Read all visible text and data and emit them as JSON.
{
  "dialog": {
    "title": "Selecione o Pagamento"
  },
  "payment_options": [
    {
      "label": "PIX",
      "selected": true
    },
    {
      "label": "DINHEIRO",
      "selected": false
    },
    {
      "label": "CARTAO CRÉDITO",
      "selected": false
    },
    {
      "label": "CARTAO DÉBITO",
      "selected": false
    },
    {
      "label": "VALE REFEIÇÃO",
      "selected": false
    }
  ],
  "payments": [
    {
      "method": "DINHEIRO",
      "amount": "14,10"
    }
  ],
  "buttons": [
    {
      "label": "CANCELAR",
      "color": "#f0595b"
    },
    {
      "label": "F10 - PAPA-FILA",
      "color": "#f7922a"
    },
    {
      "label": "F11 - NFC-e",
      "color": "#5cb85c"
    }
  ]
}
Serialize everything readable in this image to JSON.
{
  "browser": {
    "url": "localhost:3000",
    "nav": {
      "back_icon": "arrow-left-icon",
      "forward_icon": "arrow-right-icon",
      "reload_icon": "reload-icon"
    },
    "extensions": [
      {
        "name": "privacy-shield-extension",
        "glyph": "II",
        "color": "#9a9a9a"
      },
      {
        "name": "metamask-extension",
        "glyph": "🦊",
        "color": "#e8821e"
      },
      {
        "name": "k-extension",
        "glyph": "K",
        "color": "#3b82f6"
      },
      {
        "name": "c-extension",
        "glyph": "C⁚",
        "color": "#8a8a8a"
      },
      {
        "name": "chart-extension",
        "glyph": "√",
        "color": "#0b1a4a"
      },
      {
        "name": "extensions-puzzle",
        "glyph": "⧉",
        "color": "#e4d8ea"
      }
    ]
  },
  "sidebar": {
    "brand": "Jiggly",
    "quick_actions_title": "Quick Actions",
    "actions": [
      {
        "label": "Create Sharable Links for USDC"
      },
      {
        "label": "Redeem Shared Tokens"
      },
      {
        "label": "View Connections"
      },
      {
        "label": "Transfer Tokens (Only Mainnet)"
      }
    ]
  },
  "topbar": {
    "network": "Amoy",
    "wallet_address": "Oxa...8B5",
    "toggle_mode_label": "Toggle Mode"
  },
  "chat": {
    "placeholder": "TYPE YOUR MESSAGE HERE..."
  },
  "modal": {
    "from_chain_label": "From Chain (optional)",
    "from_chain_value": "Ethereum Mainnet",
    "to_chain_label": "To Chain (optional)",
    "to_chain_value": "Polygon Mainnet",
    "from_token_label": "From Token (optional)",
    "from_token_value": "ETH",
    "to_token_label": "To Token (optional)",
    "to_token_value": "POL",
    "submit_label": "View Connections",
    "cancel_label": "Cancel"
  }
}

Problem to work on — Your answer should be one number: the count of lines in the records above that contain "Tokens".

Response to the exercise — 2